Sacramento History Tours

By William Burg

Until recently, tours of Sacramento were limited to Old Sacramento, in a sort of designated “history petting zoo.” Read more »

A Brief History of Oak Park

By William Burg   Photos courtesy of the Center for Sacramento History

In 1887, real estate developer Edwin Alsip subdivided the 230-acre William Doyle ranch into 56 whole and partial blocks and gave the subdivision the name “Oak Park,” named after an eight-acre oak grove at its center.

Read more »

Some Historic Buildings of Oak Park

Read more »

A Last Look at the Bel-Vue?


By Bill Burg

The Bel-Vue Apartment Building, located at 809 L Street, is an understated and long-neglected landmark that faces demolition in the near future. Some of Sacramento’s architectural landmarks are obvious, based on their prominent role in history, association with well-known individuals, or architectural grandeur and scale. Sometimes, buildings become landmarks because of their association with ordinary people, and simply avoided demolition long enough to be recognized as historic. The Bel-Vue, originally known as the American Cash Apartments, is a building of the latter sort. Despite its landmark status, it faces demolition by its owner, the city of Sacramento. Read more »

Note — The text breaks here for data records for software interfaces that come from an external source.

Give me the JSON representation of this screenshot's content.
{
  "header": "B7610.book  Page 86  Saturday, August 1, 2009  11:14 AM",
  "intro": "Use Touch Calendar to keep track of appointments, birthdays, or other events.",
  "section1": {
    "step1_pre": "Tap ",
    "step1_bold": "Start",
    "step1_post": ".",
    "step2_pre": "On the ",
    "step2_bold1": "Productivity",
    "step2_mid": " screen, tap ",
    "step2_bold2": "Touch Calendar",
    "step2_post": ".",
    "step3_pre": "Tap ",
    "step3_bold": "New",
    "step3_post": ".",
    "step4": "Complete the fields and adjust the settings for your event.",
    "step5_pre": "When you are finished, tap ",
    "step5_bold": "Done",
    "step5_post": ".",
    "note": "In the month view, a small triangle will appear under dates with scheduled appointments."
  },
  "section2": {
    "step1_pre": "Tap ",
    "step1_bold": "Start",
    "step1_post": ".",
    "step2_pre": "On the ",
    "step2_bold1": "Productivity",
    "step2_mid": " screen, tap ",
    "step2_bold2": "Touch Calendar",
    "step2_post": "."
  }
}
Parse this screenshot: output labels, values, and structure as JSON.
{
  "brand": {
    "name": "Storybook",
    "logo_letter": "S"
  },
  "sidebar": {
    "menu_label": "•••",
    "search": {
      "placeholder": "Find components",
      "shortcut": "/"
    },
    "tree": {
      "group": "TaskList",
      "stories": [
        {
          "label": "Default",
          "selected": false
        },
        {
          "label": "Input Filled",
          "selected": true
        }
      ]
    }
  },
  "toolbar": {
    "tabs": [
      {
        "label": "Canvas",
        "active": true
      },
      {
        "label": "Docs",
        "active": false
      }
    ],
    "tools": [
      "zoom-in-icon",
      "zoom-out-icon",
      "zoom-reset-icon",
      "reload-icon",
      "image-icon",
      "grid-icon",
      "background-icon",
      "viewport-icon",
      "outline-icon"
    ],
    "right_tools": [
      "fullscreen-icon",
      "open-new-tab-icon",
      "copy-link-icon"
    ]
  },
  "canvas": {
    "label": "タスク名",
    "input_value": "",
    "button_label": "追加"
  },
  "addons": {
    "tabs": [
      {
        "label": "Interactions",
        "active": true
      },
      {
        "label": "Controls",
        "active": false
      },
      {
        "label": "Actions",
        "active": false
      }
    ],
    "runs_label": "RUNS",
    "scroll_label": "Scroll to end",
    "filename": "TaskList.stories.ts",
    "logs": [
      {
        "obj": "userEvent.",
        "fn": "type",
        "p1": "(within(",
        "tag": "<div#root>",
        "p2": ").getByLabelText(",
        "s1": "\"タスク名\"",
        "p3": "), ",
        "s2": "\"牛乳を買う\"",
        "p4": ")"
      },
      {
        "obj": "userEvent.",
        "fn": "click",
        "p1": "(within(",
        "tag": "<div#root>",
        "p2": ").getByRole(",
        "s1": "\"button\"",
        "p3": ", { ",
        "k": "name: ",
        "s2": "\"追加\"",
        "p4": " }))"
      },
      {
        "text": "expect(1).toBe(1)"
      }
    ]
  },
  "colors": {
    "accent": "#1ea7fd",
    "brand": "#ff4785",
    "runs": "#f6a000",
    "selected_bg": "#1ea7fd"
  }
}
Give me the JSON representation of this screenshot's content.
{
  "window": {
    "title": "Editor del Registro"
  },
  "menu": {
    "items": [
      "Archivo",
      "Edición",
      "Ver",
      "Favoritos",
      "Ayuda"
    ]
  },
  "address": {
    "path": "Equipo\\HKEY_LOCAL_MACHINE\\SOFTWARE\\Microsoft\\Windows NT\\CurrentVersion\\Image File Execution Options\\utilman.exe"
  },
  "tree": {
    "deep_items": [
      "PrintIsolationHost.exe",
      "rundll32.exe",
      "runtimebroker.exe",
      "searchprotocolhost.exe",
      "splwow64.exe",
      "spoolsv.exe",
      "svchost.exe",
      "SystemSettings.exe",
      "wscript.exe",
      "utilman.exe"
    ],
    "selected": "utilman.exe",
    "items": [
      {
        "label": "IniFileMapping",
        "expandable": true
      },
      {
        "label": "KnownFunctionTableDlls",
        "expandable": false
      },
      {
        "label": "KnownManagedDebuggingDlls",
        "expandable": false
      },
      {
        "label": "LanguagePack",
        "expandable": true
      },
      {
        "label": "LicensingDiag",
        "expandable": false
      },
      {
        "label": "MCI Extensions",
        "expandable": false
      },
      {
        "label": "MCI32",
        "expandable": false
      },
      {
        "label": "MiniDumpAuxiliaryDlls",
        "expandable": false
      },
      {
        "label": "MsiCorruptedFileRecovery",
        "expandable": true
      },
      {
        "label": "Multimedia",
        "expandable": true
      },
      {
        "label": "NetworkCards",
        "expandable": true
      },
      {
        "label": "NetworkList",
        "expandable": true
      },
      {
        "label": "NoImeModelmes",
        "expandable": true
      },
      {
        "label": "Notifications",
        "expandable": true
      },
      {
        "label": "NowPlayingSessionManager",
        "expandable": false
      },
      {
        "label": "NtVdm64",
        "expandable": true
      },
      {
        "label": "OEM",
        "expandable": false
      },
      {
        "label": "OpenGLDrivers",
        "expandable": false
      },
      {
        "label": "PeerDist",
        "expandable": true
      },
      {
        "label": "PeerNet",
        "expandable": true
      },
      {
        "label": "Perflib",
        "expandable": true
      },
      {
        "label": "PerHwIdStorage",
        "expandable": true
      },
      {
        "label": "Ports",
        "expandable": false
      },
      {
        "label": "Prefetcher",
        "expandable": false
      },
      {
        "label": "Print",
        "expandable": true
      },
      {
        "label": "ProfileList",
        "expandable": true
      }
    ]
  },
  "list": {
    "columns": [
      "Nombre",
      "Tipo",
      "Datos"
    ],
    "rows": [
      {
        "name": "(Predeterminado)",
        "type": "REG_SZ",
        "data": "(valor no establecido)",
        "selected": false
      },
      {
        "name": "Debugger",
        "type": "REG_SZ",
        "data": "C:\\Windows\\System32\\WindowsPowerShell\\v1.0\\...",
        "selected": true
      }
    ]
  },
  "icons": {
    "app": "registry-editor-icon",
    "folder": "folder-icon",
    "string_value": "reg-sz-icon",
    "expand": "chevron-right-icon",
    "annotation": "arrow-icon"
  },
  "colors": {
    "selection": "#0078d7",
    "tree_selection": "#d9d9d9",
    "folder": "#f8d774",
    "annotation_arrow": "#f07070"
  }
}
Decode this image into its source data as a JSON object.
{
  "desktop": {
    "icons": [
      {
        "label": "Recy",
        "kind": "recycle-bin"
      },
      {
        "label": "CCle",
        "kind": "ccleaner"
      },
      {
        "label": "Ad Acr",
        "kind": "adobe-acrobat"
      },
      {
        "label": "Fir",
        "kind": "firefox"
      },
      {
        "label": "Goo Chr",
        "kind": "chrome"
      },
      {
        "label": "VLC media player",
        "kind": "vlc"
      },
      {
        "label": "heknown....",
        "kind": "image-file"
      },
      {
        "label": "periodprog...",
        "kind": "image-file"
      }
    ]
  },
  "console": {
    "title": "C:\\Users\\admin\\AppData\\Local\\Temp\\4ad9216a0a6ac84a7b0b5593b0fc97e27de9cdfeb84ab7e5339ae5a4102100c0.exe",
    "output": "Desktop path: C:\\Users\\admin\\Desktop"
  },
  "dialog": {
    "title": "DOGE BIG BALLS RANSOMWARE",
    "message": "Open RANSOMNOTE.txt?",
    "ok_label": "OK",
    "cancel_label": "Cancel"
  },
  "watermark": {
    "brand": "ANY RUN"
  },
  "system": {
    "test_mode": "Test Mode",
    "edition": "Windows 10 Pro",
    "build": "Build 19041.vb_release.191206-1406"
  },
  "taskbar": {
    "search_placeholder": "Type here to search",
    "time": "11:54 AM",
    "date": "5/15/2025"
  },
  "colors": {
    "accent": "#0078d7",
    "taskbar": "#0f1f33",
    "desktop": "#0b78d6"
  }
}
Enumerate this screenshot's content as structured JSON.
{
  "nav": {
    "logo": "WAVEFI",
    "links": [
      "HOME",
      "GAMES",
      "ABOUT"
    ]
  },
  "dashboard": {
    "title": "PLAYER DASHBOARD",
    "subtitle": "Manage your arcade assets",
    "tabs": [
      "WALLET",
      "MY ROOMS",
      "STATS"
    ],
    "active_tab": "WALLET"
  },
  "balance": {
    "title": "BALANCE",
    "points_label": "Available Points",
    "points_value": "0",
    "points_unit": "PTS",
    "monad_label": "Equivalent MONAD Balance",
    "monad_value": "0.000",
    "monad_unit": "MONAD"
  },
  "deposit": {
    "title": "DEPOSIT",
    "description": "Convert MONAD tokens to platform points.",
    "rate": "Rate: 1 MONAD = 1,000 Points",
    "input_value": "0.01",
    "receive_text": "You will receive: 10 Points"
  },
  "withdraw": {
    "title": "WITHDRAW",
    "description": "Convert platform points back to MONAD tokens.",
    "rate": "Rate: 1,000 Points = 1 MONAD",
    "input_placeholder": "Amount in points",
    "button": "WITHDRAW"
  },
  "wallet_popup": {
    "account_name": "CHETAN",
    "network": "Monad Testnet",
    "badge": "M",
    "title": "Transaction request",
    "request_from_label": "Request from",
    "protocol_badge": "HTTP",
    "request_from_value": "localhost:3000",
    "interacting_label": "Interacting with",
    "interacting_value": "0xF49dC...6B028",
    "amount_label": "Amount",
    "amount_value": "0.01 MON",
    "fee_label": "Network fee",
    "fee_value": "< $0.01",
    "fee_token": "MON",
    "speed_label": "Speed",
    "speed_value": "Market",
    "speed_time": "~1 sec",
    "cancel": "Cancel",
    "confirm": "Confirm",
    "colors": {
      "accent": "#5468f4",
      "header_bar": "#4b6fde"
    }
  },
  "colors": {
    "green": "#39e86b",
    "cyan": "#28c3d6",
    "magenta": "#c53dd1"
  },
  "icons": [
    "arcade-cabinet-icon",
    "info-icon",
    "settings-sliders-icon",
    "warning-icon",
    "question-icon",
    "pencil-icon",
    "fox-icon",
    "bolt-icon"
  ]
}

A Sacramento Zine History

by William Burg

Before the days of the World Wide Web, social networking sites and weblogs, zines created an underground network of communication, using the post office and in-person distribution to disseminate news and ideas between subcultures. Zine creators were driven by a desire to create their own media and share ideas with others without access to traditional media outlets. Typically zines are photocopied, often clandestinely on an office photocopier or at a local copy shop, but some were professionally printed on newsprint or glossy paper. Most zines didn’t make money, or lost it prodigiously, but profit is seldom the motive for zine making. Read more »